I do not encourage or participate in the hysteria machine that marks so many communications in America Рthe idea that we use the digital community to spread the many warnings and alarms that pass for communications in some  minds. I can take care of myself, I am not going on Facebook to be told that caring for animals humanely is important or that I should be careful not to injure myself taking wallpaper off of a wall. You are responsible for you, I am responsible for me.

I very much welcome disagreement and challenge, as long as it is expressed in a civil way. Many people point out that they don’t always agree with me, as if this is something I need or expect.¬† I don’t. I’m not running for governor or mayor. Disagreement is very healthy, necessary in fact, presented in a thoughtful and reasoned way. Civil disagreement is becoming so rare in America that people are forgetting how important it is.

So the rules of my home are really simple and free. Everyone is welcome here, whether they agree with me or not. No one is welcome here who uses anger or cruelty or righteous judgement to attack me or anyone else. I don’t expect people who come into my home to be hostile or insensitive with me, nor do I accept it online. The fact that I open a part of my life up is not an invitation to be rude or nasty. I also want people to feel safe here. When I asked the people reading my blog if they wished me to open it up to comments, more than 95 per cent said no, they are sick of the hostility and tension in the open spaces of the Internet. Sad, but revealing.

These rules are working, I think. I love doing the blog, and it is growing rapidly. I am part of a genuine community that supports me and my work, and that also hopefully draws support from me, my work and the comments and generous spirit of the many good people who post messages here. The new digital community demands a new kind of etiquette and I am proud of the fact we are putting that together here.

I want this to be a creative place, a safe place, a place of encouragement and shared experience. Sadly, the Internet seems to breed hostility and disconnection. It is just so easy to be a lughead when you are hiding behind an e-mail address.

This ease seems to breed a lot of stupidity and hostility. Happily, that is not all it can spawn. So we all have to figure out this new kind of community, it is always evolving. In this space we are making a real community, a productive and meaning – and hopefully safe – space.
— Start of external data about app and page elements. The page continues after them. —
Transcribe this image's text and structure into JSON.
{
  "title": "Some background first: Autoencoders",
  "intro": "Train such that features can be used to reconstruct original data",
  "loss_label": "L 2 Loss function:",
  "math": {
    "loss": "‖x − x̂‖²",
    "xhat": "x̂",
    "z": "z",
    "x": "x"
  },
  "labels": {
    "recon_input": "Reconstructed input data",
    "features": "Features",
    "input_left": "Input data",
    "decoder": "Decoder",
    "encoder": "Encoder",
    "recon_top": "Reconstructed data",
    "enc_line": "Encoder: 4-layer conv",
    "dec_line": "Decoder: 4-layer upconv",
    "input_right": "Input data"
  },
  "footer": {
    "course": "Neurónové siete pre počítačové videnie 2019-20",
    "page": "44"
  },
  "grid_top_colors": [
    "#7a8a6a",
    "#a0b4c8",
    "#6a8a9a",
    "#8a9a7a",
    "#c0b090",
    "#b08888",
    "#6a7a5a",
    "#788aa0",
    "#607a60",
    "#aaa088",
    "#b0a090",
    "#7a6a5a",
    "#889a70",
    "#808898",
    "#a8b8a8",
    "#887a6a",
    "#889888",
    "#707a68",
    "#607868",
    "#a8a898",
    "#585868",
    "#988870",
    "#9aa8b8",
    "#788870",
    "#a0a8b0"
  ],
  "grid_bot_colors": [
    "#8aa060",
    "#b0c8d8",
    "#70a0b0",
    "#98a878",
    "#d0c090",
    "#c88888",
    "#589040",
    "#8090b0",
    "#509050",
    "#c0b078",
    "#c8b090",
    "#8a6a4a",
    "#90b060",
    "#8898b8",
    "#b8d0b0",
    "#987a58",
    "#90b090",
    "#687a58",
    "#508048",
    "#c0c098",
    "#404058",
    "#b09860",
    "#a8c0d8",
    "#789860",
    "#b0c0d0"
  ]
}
Leave a Reply

Your email address will not be published. Required fields are marked *

Email SignupFree Email Signup